Complying with the ADA in hiring (and in the workplace) means not only “treating people equally despite whatever physical challenges they may face” (as per the EEOC), but also not making assumptions or buying into biases or stereotypes about an applicant’s abilities based on a disability.

Treating someone adversely or differently based upon a “perception

Last January, we posted about a newly-filed EEOC lawsuit which alleged that a  nursing care facility offered two part-time positions to an applicant who is deaf (dietary aide/assistant cook).  The claim was that when he was called in for a follow-up interview with different managers he was “grilled about his ability to communicate,” after which

On November 1, 2012 we reported that “A strategic enforcement plan (“SEP”) has been drafted by the EEOC which currently has three guiding principles: (1) targeted enforcement; (2) an integrated approach to public sector and private sector enforcement; and (3) accountability.”

We described what two EEOC officials told a PLI audience as to what areas

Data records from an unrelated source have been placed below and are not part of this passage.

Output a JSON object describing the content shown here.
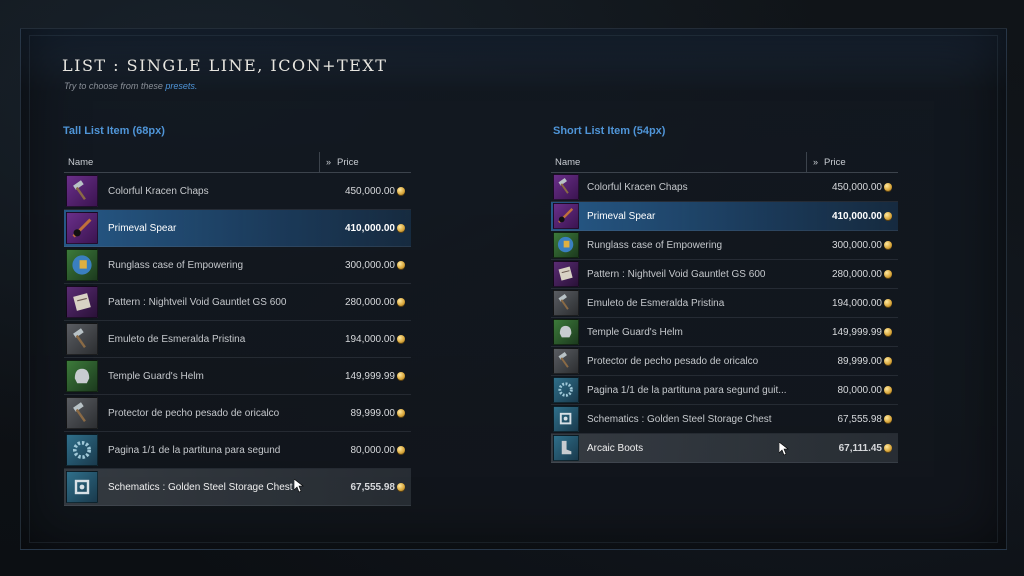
{
  "page": {
    "title": "LIST : SINGLE LINE, ICON+TEXT",
    "subtitle_text": "Try to choose from these",
    "subtitle_link": "presets."
  },
  "tall_list": {
    "section_title": "Tall List Item (68px)",
    "header": {
      "name": "Name",
      "price": "Price"
    },
    "items": [
      {
        "name": "Colorful Kracen Chaps",
        "price": "450,000.00",
        "icon": "hammer-icon",
        "color": "purple"
      },
      {
        "name": "Primeval Spear",
        "price": "410,000.00",
        "icon": "spear-icon",
        "color": "purple",
        "state": "selected"
      },
      {
        "name": "Runglass case of Empowering",
        "price": "300,000.00",
        "icon": "runglass-icon",
        "color": "green"
      },
      {
        "name": "Pattern : Nightveil Void Gauntlet GS 600",
        "price": "280,000.00",
        "icon": "scroll-icon",
        "color": "purple2"
      },
      {
        "name": "Emuleto de Esmeralda Pristina",
        "price": "194,000.00",
        "icon": "hammer-icon",
        "color": "gray"
      },
      {
        "name": "Temple Guard's Helm",
        "price": "149,999.99",
        "icon": "helm-icon",
        "color": "green"
      },
      {
        "name": "Protector de pecho pesado de oricalco",
        "price": "89,999.00",
        "icon": "hammer-icon",
        "color": "gray"
      },
      {
        "name": "Pagina 1/1 de la partituna para segund",
        "price": "80,000.00",
        "icon": "ring-icon",
        "color": "teal"
      },
      {
        "name": "Schematics : Golden Steel Storage Chest",
        "price": "67,555.98",
        "icon": "schematic-icon",
        "color": "teal",
        "state": "hover"
      }
    ]
  },
  "short_list": {
    "section_title": "Short List Item (54px)",
    "header": {
      "name": "Name",
      "price": "Price"
    },
    "items": [
      {
        "name": "Colorful Kracen Chaps",
        "price": "450,000.00",
        "icon": "hammer-icon",
        "color": "purple"
      },
      {
        "name": "Primeval Spear",
        "price": "410,000.00",
        "icon": "spear-icon",
        "color": "purple",
        "state": "selected"
      },
      {
        "name": "Runglass case of Empowering",
        "price": "300,000.00",
        "icon": "runglass-icon",
        "color": "green"
      },
      {
        "name": "Pattern : Nightveil Void Gauntlet GS 600",
        "price": "280,000.00",
        "icon": "scroll-icon",
        "color": "purple2"
      },
      {
        "name": "Emuleto de Esmeralda Pristina",
        "price": "194,000.00",
        "icon": "hammer-icon",
        "color": "gray"
      },
      {
        "name": "Temple Guard's Helm",
        "price": "149,999.99",
        "icon": "helm-icon",
        "color": "green"
      },
      {
        "name": "Protector de pecho pesado de oricalco",
        "price": "89,999.00",
        "icon": "hammer-icon",
        "color": "gray"
      },
      {
        "name": "Pagina 1/1 de la partituna para segund guit...",
        "price": "80,000.00",
        "icon": "ring-icon",
        "color": "teal"
      },
      {
        "name": "Schematics : Golden Steel Storage Chest",
        "price": "67,555.98",
        "icon": "schematic-icon",
        "color": "teal"
      },
      {
        "name": "Arcaic Boots",
        "price": "67,111.45",
        "icon": "boots-icon",
        "color": "teal",
        "state": "hover"
      }
    ]
  },
  "colors": {
    "accent": "#4f95d8",
    "selected_row": "#285f91",
    "coin": "#d9a63a"
  }
}
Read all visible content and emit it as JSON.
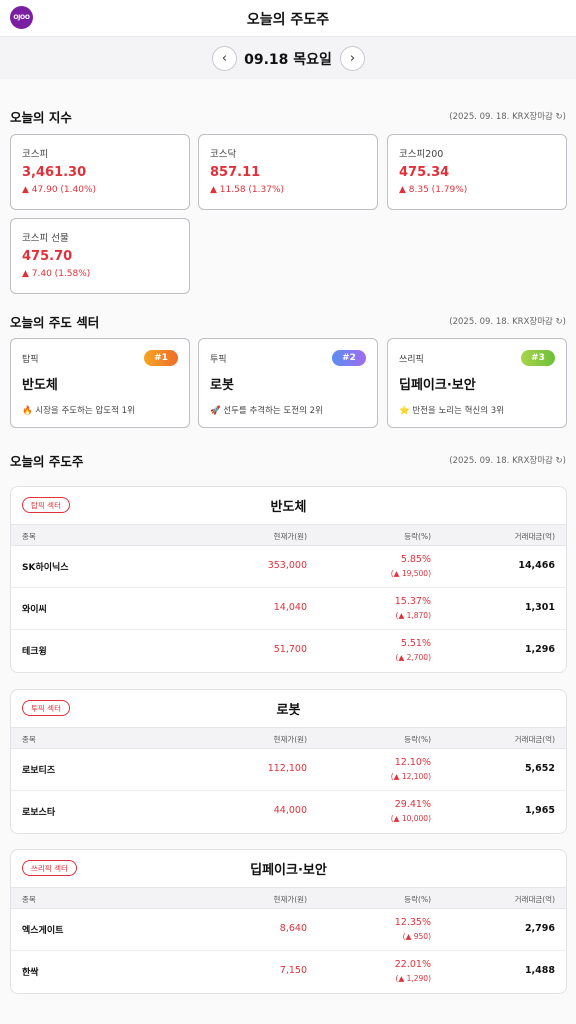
{
  "app": {
    "logo": "OJOO",
    "title": "오늘의 주도주"
  },
  "date_nav": {
    "prev_icon": "chevron-left-icon",
    "next_icon": "chevron-right-icon",
    "date": "09.18 목요일"
  },
  "indices": {
    "title": "오늘의 지수",
    "meta": "(2025. 09. 18. KRX장마감 ↻)",
    "items": [
      {
        "name": "코스피",
        "value": "3,461.30",
        "change": "▲ 47.90 (1.40%)"
      },
      {
        "name": "코스닥",
        "value": "857.11",
        "change": "▲ 11.58 (1.37%)"
      },
      {
        "name": "코스피200",
        "value": "475.34",
        "change": "▲ 8.35 (1.79%)"
      },
      {
        "name": "코스피 선물",
        "value": "475.70",
        "change": "▲ 7.40 (1.58%)"
      }
    ]
  },
  "sectors": {
    "title": "오늘의 주도 섹터",
    "meta": "(2025. 09. 18. KRX장마감 ↻)",
    "items": [
      {
        "rank_label": "탑픽",
        "badge": "#1",
        "badge_color": "#f08a24",
        "name": "반도체",
        "desc": "🔥 시장을 주도하는 압도적 1위"
      },
      {
        "rank_label": "투픽",
        "badge": "#2",
        "badge_color": "#7c6cf0",
        "name": "로봇",
        "desc": "🚀 선두를 추격하는 도전의 2위"
      },
      {
        "rank_label": "쓰리픽",
        "badge": "#3",
        "badge_color": "#8cc63f",
        "name": "딥페이크·보안",
        "desc": "⭐ 반전을 노리는 혁신의 3위"
      }
    ]
  },
  "leaders": {
    "title": "오늘의 주도주",
    "meta": "(2025. 09. 18. KRX장마감 ↻)",
    "columns": {
      "name": "종목",
      "price": "현재가(원)",
      "rate": "등락(%)",
      "volume": "거래대금(억)"
    },
    "groups": [
      {
        "badge": "탑픽 섹터",
        "title": "반도체",
        "rows": [
          {
            "name": "SK하이닉스",
            "price": "353,000",
            "rate": "5.85%",
            "diff": "(▲ 19,500)",
            "volume": "14,466"
          },
          {
            "name": "와이씨",
            "price": "14,040",
            "rate": "15.37%",
            "diff": "(▲ 1,870)",
            "volume": "1,301"
          },
          {
            "name": "테크윙",
            "price": "51,700",
            "rate": "5.51%",
            "diff": "(▲ 2,700)",
            "volume": "1,296"
          }
        ]
      },
      {
        "badge": "투픽 섹터",
        "title": "로봇",
        "rows": [
          {
            "name": "로보티즈",
            "price": "112,100",
            "rate": "12.10%",
            "diff": "(▲ 12,100)",
            "volume": "5,652"
          },
          {
            "name": "로보스타",
            "price": "44,000",
            "rate": "29.41%",
            "diff": "(▲ 10,000)",
            "volume": "1,965"
          }
        ]
      },
      {
        "badge": "쓰리픽 섹터",
        "title": "딥페이크·보안",
        "rows": [
          {
            "name": "엑스게이트",
            "price": "8,640",
            "rate": "12.35%",
            "diff": "(▲ 950)",
            "volume": "2,796"
          },
          {
            "name": "한싹",
            "price": "7,150",
            "rate": "22.01%",
            "diff": "(▲ 1,290)",
            "volume": "1,488"
          }
        ]
      }
    ]
  },
  "colors": {
    "up": "#e0313a",
    "brand": "#7b1fa2"
  }
}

Law360 published an interview yesterday with the EEOC’s General Counsel David Lopez in which he candidly predicted the areas of the anti-discrimination laws in which the EEOC will be filing future lawsuits.  First, he said, he wanted to see more Equal Pay Act cases, as well as more age-related cases, given the aging population.


The human body is a frail vessel, prone to defects, injuries, and limitations.  Nonetheless, employers must negotiate the thicket of illnesses, injuries, and all manner of medical conditions which their employees suffer ever mindful of the changing and complex rules of the Americans With Disabilities Act (“ADA”).

Issues such as what constitutes a physical or

With the recent, long-awaited publication on May 18th of the 900-plus page DSM-V, the so-called “Bible”  of the American Psychiatric Association (its $100,000,000 publishing baby), there has been the usual battle between and among psychiatrists, psychologists and other mental health professionals over its content.  It adds many diagnoses and deletes others.  It renames some (“Gender

The EEOC announced today the settlement for $92,500 of a disability discrimination lawsuit against University of Maryland Faculty Physicians, Inc.

The complaint claimed that an employee with Crohn’s disease whose job included answering phone calls and scheduling appointments, was undergoing medical treatment and couldn’t work for two weeks, and when she asked for one more